Bradley Schmerl is a Systems Scientist in the School of Computer Science at Carnegie Mellon University. He received his Ph.D. from Flinders University of South Australia in 1997. Dr. Schmerl's research interests include software architectures, self-adaptive systems, software development environments, and ubiquitous computing. Together with Prof. Garlan, he has developed tools to aid in the design of software architectures.
Jonathan Aldrich is an assistant professor at the Institute for Software Research International at Carnegie Mellon University, working in the areas of software engineering and programming languages. At CMU he leads the ArchJava project, which integrates a software architecture specification into the Java language, using type-based techniques to ensure that the code respects architectural constraints. Aldrich received a B.S. from the California Institute of Technology and a Ph.D. from the University of Washington.

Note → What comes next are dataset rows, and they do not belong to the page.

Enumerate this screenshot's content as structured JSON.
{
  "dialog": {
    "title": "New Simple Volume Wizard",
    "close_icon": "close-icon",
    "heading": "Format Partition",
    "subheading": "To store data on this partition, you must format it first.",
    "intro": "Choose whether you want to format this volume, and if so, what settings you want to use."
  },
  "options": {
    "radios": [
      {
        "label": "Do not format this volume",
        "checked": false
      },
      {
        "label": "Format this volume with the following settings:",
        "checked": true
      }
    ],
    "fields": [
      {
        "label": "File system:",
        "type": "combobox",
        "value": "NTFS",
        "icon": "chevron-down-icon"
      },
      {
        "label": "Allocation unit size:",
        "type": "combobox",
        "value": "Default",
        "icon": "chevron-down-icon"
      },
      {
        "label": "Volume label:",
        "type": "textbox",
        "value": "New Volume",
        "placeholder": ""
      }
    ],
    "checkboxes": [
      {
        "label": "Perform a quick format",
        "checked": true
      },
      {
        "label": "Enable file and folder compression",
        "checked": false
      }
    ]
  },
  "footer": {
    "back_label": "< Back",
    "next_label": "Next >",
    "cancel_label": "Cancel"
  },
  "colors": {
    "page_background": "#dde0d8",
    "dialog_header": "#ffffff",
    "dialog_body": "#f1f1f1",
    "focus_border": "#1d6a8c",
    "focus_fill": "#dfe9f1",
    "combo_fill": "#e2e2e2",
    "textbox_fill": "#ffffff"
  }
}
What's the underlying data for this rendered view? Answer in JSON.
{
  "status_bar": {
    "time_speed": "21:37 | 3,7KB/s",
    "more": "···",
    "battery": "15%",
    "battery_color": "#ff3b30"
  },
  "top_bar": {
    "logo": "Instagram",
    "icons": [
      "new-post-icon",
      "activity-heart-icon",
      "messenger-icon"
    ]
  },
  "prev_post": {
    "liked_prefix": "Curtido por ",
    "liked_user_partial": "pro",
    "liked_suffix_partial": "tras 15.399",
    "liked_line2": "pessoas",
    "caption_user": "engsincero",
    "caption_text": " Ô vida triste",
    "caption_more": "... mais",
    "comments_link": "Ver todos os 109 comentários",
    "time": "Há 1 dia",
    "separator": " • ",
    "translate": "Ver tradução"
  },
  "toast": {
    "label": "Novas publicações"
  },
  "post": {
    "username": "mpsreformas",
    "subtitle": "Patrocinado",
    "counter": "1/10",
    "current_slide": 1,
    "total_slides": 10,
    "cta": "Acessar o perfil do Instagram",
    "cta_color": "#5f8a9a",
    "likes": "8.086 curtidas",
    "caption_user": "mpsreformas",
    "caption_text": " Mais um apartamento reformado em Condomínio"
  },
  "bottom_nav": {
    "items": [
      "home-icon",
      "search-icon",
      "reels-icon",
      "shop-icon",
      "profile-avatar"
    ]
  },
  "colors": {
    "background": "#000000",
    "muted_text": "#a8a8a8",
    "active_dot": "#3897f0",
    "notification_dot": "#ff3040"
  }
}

The views expressed in this article are the author's only and do not represent directly or imply any official position or view of the Software Engineering Institute or Carnegie Mellon University. This article is intended to stimulate further discussion about this topic.